== Assigned task ==
Track down each line below containing the string "determine" and copy it.

== Data supplied ==
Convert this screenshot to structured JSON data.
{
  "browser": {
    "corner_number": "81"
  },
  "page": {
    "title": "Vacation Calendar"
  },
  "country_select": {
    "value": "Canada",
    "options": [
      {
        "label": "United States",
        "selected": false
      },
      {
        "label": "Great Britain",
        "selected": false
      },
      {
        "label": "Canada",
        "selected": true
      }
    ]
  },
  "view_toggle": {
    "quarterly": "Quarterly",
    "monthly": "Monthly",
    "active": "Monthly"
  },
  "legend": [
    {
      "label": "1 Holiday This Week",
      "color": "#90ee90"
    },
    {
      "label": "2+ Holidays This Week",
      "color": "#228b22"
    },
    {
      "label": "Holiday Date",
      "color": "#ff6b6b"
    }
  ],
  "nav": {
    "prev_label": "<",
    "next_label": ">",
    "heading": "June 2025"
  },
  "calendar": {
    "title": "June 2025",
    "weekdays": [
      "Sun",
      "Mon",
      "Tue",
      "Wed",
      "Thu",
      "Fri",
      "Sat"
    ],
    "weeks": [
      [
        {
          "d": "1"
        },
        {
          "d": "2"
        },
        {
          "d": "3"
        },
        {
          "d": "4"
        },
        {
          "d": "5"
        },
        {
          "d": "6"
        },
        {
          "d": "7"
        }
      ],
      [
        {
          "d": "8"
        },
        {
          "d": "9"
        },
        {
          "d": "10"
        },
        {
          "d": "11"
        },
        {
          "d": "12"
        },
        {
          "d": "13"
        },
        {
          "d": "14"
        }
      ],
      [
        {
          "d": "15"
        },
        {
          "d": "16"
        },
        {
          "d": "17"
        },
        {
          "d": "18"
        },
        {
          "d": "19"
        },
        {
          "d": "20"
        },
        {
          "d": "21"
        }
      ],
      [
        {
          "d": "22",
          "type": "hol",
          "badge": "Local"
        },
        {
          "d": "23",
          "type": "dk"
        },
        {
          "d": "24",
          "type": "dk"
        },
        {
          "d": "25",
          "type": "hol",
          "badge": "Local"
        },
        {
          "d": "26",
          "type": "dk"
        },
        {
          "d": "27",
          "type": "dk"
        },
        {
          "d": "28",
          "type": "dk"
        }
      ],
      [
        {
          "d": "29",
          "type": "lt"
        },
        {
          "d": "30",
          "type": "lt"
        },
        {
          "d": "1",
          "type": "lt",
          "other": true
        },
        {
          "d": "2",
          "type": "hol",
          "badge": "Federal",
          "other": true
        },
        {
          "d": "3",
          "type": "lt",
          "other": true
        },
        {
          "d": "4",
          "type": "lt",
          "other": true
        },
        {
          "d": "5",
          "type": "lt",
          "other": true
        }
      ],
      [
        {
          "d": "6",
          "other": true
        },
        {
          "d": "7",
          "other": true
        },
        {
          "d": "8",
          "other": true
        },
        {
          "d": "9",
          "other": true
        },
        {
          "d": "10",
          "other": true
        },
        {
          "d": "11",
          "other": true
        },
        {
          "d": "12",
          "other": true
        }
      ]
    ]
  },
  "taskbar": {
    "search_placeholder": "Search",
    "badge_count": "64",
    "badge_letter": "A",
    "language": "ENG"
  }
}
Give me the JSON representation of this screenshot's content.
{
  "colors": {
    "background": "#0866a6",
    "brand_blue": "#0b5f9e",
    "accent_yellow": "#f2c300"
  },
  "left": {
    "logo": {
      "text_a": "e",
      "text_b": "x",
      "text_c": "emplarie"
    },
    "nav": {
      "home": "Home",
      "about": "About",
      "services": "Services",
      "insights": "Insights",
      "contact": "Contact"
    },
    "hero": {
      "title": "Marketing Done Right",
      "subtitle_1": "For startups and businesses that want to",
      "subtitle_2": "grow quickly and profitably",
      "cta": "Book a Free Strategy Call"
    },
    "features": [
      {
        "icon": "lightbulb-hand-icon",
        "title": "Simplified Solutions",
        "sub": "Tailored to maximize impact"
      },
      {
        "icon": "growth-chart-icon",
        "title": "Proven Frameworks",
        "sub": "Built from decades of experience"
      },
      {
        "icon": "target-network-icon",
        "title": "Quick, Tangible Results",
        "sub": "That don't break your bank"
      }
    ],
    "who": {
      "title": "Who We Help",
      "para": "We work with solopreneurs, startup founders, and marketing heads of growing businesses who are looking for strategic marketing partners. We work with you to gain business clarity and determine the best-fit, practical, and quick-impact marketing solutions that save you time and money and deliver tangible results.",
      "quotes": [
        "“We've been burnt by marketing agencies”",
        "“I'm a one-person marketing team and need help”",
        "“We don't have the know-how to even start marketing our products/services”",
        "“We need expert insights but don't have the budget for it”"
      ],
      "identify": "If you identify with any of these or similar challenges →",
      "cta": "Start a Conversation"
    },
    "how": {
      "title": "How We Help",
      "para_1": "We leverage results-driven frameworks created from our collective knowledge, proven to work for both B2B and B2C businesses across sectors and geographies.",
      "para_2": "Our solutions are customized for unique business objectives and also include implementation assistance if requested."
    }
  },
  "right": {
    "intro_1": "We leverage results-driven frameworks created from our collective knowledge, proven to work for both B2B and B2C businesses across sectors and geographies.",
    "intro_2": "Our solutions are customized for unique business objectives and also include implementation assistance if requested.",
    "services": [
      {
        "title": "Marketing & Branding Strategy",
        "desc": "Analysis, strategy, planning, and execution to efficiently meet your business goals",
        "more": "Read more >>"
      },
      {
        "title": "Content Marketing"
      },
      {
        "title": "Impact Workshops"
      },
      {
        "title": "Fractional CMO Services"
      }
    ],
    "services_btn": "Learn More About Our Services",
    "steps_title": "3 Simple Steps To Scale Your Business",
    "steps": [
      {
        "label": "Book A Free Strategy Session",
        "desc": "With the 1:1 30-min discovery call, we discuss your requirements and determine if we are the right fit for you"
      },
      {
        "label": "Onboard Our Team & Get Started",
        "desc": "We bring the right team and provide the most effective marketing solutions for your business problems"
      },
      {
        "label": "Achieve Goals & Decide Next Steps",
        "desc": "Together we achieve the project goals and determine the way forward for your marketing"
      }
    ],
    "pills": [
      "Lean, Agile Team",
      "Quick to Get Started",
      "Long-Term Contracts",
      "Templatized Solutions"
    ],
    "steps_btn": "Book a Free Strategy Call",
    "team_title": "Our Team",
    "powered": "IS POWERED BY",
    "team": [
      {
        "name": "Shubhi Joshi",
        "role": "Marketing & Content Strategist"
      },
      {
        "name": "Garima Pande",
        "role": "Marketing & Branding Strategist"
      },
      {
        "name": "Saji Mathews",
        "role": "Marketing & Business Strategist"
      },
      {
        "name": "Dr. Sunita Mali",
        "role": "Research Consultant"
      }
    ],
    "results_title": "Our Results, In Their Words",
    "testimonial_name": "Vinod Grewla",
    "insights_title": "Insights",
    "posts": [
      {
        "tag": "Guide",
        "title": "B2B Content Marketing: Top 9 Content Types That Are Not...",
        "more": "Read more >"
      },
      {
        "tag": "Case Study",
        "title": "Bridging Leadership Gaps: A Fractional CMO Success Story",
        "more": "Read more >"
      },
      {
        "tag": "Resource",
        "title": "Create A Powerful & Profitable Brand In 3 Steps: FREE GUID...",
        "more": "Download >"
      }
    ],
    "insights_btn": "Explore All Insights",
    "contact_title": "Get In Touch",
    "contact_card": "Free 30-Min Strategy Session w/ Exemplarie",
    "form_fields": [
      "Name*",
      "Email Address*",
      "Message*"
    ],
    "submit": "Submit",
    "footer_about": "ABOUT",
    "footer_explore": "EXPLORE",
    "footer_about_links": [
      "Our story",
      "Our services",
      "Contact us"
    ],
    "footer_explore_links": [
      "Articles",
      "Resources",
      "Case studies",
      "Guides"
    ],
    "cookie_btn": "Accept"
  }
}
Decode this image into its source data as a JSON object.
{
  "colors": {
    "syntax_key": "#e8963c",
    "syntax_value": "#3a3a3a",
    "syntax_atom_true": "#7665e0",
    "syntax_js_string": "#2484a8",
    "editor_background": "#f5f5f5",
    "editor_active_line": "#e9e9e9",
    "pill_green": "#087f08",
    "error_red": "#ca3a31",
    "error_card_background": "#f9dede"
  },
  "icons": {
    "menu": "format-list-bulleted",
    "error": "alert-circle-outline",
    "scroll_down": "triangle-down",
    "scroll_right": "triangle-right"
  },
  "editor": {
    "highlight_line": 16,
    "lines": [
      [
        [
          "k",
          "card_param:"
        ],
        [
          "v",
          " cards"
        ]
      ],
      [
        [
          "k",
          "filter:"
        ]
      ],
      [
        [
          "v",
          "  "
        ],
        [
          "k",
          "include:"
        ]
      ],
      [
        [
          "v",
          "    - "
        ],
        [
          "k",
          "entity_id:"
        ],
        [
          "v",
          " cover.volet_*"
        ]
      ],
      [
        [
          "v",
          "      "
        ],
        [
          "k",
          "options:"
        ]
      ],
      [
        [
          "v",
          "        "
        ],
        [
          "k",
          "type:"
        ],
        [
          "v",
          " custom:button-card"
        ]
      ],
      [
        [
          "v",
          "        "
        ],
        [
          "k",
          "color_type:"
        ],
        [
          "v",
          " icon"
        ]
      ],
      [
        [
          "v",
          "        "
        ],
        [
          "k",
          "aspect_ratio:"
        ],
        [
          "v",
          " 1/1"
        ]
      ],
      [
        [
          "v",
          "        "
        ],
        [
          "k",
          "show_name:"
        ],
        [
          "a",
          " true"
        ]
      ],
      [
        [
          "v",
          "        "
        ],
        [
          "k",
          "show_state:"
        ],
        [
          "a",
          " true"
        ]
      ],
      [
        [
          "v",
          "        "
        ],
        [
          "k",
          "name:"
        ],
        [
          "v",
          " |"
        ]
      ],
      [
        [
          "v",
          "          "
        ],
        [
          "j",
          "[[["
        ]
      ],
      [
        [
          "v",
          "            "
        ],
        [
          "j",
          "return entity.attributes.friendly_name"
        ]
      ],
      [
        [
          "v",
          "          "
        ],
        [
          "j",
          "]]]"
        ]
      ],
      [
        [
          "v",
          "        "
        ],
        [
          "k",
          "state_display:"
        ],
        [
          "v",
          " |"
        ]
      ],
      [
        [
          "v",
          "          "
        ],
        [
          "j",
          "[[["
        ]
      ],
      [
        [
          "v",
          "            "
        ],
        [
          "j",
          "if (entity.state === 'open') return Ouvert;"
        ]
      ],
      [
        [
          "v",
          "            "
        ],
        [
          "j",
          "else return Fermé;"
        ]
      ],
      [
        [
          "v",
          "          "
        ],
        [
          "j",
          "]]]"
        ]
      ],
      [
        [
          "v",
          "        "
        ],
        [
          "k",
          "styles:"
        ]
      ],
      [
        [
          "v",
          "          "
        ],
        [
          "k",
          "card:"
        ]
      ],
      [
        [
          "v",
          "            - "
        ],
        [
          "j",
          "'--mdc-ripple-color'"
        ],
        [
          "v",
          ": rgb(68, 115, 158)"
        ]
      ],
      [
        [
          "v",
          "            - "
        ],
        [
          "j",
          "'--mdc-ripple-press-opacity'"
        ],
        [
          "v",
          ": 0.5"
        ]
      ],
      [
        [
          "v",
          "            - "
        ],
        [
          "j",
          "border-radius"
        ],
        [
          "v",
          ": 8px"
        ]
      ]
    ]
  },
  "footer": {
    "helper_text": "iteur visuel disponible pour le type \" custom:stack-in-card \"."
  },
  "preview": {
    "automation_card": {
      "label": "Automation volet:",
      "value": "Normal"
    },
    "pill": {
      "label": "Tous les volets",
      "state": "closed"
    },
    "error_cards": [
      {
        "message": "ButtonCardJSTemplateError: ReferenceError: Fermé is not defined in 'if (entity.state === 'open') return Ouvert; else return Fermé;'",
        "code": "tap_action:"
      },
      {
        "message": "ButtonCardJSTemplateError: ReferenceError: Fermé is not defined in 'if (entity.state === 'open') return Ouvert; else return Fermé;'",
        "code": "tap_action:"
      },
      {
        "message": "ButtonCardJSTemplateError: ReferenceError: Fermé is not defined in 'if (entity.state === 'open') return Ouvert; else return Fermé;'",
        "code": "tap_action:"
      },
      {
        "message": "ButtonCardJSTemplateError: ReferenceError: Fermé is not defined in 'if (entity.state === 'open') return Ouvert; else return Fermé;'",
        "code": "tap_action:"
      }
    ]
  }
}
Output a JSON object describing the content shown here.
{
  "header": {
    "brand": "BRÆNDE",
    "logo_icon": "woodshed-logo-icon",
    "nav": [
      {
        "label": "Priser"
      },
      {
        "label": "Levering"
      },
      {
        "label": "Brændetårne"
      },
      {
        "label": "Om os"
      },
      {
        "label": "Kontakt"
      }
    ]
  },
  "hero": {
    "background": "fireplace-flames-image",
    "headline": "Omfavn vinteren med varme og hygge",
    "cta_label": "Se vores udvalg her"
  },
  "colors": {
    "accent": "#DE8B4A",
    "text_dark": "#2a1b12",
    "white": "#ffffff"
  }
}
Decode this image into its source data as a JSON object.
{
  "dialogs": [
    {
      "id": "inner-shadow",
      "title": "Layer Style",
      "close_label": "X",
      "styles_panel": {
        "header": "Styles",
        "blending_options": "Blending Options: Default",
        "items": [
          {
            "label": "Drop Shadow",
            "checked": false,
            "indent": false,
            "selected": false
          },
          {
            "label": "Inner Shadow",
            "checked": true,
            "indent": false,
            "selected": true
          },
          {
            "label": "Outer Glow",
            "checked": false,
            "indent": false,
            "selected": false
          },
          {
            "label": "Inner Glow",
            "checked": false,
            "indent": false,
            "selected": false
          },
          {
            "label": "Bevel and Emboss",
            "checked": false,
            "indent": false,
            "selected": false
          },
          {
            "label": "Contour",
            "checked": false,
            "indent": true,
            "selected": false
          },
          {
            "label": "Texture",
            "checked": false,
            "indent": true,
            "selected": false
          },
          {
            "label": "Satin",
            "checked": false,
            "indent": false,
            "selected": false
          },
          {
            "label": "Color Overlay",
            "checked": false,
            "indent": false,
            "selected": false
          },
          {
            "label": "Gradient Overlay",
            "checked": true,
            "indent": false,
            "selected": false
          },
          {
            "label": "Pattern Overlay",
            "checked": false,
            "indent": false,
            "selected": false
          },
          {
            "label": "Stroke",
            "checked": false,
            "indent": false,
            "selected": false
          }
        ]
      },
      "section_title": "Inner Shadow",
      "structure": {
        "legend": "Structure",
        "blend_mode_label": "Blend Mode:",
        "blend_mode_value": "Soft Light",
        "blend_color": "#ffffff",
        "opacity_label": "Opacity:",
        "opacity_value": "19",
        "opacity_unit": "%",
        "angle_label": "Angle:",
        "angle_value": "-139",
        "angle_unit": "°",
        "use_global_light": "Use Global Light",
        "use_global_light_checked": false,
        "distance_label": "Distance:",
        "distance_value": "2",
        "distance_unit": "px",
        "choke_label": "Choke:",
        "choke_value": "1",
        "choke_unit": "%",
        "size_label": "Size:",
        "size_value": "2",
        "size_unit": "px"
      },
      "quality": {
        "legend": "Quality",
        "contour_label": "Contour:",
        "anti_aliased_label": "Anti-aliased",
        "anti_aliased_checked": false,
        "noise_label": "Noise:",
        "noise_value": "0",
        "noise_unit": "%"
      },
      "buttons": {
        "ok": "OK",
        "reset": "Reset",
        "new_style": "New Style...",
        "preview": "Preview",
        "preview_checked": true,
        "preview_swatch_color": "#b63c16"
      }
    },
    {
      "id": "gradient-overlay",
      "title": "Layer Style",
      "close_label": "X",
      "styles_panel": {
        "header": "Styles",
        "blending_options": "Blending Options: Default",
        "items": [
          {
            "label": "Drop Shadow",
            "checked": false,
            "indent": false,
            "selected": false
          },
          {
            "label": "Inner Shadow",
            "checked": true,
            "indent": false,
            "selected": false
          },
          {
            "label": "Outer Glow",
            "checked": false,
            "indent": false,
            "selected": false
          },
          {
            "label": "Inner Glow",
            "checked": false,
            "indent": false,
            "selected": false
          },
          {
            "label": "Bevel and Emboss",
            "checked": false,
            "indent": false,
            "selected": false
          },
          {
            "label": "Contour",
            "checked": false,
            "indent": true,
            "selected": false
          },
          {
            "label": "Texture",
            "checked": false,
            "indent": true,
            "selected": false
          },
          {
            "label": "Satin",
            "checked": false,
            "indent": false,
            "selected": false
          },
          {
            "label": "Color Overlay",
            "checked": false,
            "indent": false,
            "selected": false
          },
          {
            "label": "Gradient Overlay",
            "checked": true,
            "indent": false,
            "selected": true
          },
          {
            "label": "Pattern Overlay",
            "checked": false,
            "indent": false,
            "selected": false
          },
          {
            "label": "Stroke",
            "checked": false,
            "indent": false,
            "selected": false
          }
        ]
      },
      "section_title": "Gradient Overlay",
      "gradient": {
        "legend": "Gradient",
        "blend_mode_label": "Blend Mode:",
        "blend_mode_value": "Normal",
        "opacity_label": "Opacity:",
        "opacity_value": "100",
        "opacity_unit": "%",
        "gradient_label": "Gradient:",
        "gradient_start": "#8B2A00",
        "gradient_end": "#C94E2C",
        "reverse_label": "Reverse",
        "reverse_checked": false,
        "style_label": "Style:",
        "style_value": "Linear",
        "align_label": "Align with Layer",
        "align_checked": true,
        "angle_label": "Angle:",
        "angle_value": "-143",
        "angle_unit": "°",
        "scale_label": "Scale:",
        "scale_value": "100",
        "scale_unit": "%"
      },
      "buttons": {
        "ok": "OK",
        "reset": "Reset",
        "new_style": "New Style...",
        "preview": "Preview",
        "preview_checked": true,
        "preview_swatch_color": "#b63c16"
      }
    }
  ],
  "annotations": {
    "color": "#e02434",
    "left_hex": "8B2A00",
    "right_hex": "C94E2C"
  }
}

== Solution to the problem ==
      "para": "We work with solopreneurs, startup founders, and marketing heads of growing businesses who are looking for strategic marketing partners. We work with you to gain business clarity and determine the best-fit, practical, and quick-impact marketing solutions that save you time and money and deliver tangible results.",
        "desc": "With the 1:1 30-min discovery call, we discuss your requirements and determine if we are the right fit for you"
        "desc": "Together we achieve the project goals and determine the way forward for your marketing"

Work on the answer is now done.